- Allow enough time to chill and rest the dough thoroughly after you make it. This firms up the butter, so the dough won’t be too soft or sticky. It also relaxes the gluten, which can cause the dough to shrink back while you’re rolling it out.
- If the dough is too hard when chilled, either give it several minutes to warm back up slightly, or use your rolling pin to press or gently pound it to make it pliable while still cold. Doughs can become too breakable or sticky once you’ve rolled them thin, so its best to roll them out as cold as possible, but without being brittle and crumbly.
- Get all your tools, dusting flour, pans (already prepared with parchment or greased) out before starting.
- Try to evenly dust the surface with flour. I put a little flour into my hand, close my fist loosely and scatter the flour out between my fingers with short, quick tossing movements. Cover a little extra surface so you can quickly drag or invert the dough into more flour if needed to prevent sticking. Working quickly and efficiently is important when rolling out buttery doughs!
- Put a little flour in your hand and run it over the rolling pin to coat it lightly with the flour. Repeat this as needed if you notice the dough starting to stick to the pin.

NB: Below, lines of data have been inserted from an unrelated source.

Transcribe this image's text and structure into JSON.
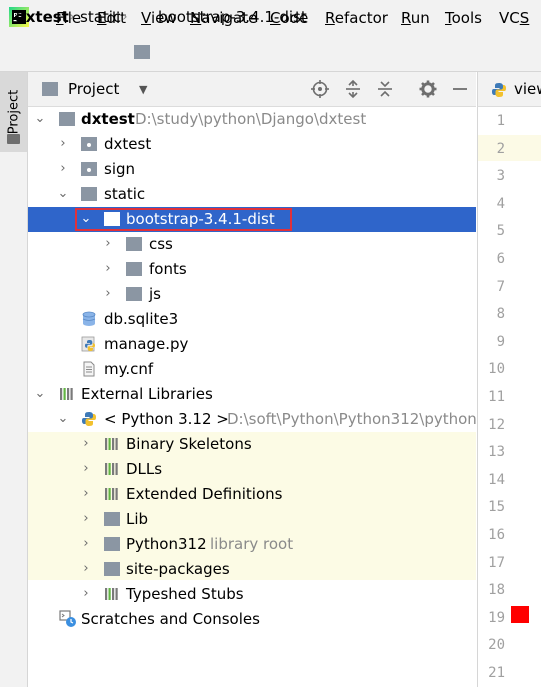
{
  "menu": {
    "items": [
      {
        "label": "File",
        "mnemonic": "F",
        "rest": "ile"
      },
      {
        "label": "Edit",
        "mnemonic": "E",
        "rest": "dit"
      },
      {
        "label": "View",
        "mnemonic": "V",
        "rest": "iew"
      },
      {
        "label": "Navigate",
        "mnemonic": "N",
        "rest": "avigate"
      },
      {
        "label": "Code",
        "mnemonic": "C",
        "rest": "ode"
      },
      {
        "label": "Refactor",
        "mnemonic": "R",
        "rest": "efactor"
      },
      {
        "label": "Run",
        "mnemonic": "R",
        "rest": "un"
      },
      {
        "label": "Tools",
        "mnemonic": "T",
        "rest": "ools"
      },
      {
        "label": "VCS",
        "mnemonic": "S",
        "rest": "VC"
      }
    ]
  },
  "breadcrumb": {
    "items": [
      "dxtest",
      "static",
      "bootstrap-3.4.1-dist"
    ],
    "separator": "›"
  },
  "toolstrip": {
    "project_label": "Project"
  },
  "project_panel": {
    "title": "Project",
    "tools": [
      "locate-icon",
      "expand-all-icon",
      "collapse-all-icon",
      "gear-icon",
      "minimize-icon"
    ]
  },
  "editor": {
    "tab_label": "view",
    "line_numbers": [
      "1",
      "2",
      "3",
      "4",
      "5",
      "6",
      "7",
      "8",
      "9",
      "10",
      "11",
      "12",
      "13",
      "14",
      "15",
      "16",
      "17",
      "18",
      "19",
      "20",
      "21"
    ],
    "highlighted_line": "2",
    "breakpoint_line": "19"
  },
  "tree": {
    "root": {
      "label": "dxtest",
      "path": "D:\\study\\python\\Django\\dxtest"
    },
    "dxtest_pkg": "dxtest",
    "sign": "sign",
    "static": "static",
    "bootstrap": "bootstrap-3.4.1-dist",
    "css": "css",
    "fonts": "fonts",
    "js": "js",
    "db": "db.sqlite3",
    "manage": "manage.py",
    "mycnf": "my.cnf",
    "ext_libs": "External Libraries",
    "python": {
      "label": "< Python 3.12 >",
      "path": "D:\\soft\\Python\\Python312\\python"
    },
    "binary_skeletons": "Binary Skeletons",
    "dlls": "DLLs",
    "extended_defs": "Extended Definitions",
    "lib": "Lib",
    "python312": {
      "label": "Python312",
      "hint": "library root"
    },
    "site_packages": "site-packages",
    "typeshed": "Typeshed Stubs",
    "scratches": "Scratches and Consoles"
  },
  "colors": {
    "selection": "#2f65ca",
    "library_bg": "#fcfbe5",
    "folder": "#8b96a3",
    "folder_selected": "#ffffff",
    "breakpoint": "#ff0000",
    "highlight_outline": "#e0313a"
  }
}
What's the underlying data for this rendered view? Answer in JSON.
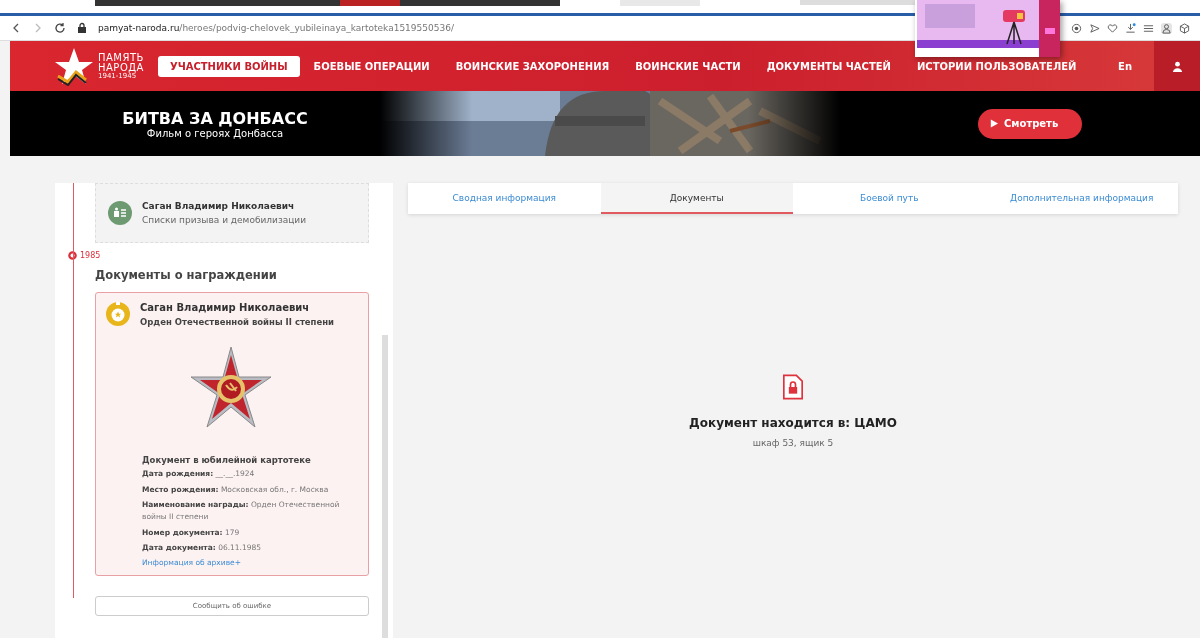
{
  "browser": {
    "url_host": "pamyat-naroda.ru",
    "url_path": "/heroes/podvig-chelovek_yubileinaya_kartoteka1519550536/"
  },
  "nav": {
    "logo": [
      "ПАМЯТЬ",
      "НАРОДА",
      "1941-1945"
    ],
    "items": [
      {
        "label": "УЧАСТНИКИ ВОЙНЫ",
        "selected": true
      },
      {
        "label": "БОЕВЫЕ ОПЕРАЦИИ",
        "selected": false
      },
      {
        "label": "ВОИНСКИЕ ЗАХОРОНЕНИЯ",
        "selected": false
      },
      {
        "label": "ВОИНСКИЕ ЧАСТИ",
        "selected": false
      },
      {
        "label": "ДОКУМЕНТЫ ЧАСТЕЙ",
        "selected": false
      },
      {
        "label": "ИСТОРИИ ПОЛЬЗОВАТЕЛЕЙ",
        "selected": false
      }
    ],
    "language": "En"
  },
  "banner": {
    "title": "БИТВА ЗА ДОНБАСС",
    "subtitle": "Фильм о героях Донбасса",
    "button": "Смотреть"
  },
  "record_card": {
    "name": "Саган Владимир Николаевич",
    "source": "Списки призыва и демобилизации"
  },
  "year": "1985",
  "section_title": "Документы о награждении",
  "award_card": {
    "name": "Саган Владимир Николаевич",
    "award": "Орден Отечественной войны II степени",
    "doc_title": "Документ в юбилейной картотеке",
    "fields": [
      "**Дата рождения:** __.__.1924",
      "**Место рождения:** Московская обл., г. Москва",
      "**Наименование награды:** Орден Отечественной войны II степени",
      "**Номер документа:** 179",
      "**Дата документа:** 06.11.1985"
    ],
    "archive_link": "Информация об архиве+"
  },
  "report_button": "Сообщить об ошибке",
  "tabs": [
    {
      "label": "Сводная информация",
      "selected": false
    },
    {
      "label": "Документы",
      "selected": true
    },
    {
      "label": "Боевой путь",
      "selected": false
    },
    {
      "label": "Дополнительная информация",
      "selected": false
    }
  ],
  "document": {
    "location": "Документ находится в: ЦАМО",
    "shelf": "шкаф 53, ящик 5"
  }
}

- Try to roll with even pressure of your hands on the ends of the pin and in a direction straight away from your body. Don’t roll off the edge of the dough (it gets too thin). That edge will get rolled as you rotate the dough around. If you want a circle, give the dough a slight turn of 45° or less, roll again away from your body. Keep repeating this, turning the dough over occasionally and dragging it through more flour if it starts to stick; use the bench scraper to free it if it does. It should only take you a couple of minutes to roll the dough out to the desired size. Check to make sure it’s large enough for your pan by placing the pan on top of the dough and eyeballing to see if there’s enough to go up the sides.
- Use your pastry brush to remove excess flour from both surfaces of the rolled out dough (yes, you will have to flip it over). I find it’s better to use a little extra flour to prevent any sticking, rather than fighting with the dough because you’re only using a little flour. Quickly move the rolled dough into the pan, center it and finish shaping it to fit. If at any time the dough becomes too soft or sticky, move it onto a parchment-lined sheet pan and place in the freezer or refrigerator for a quick chill until it’s firm enough to handle again.
- If you’re making something like cinnamon rolls (or spiral rugelach) you’ll want a rectangle. Simple rotate the dough 90° when you turn or invert it while rolling until you have the desired shape and size. If you’re going to fill and roll up the dough, you only need to brush off the flour on one side, as you can brush off the other side as you roll up the dough around the filling.
- Here are some pictures using the chocolate sweet dough so you can see the flour before and after using the pastry brush on both sides. I worked quickly enough that the dough stayed together fine, even when rolled to less than 1/8-inch and flipped over.
I cut and baked 2″ cookies out of the dough. They reminded me of those chocolate wafers I can’t find at the grocery store anymore. I could use these instead for a chocolate cookie pie or cheesecake crust.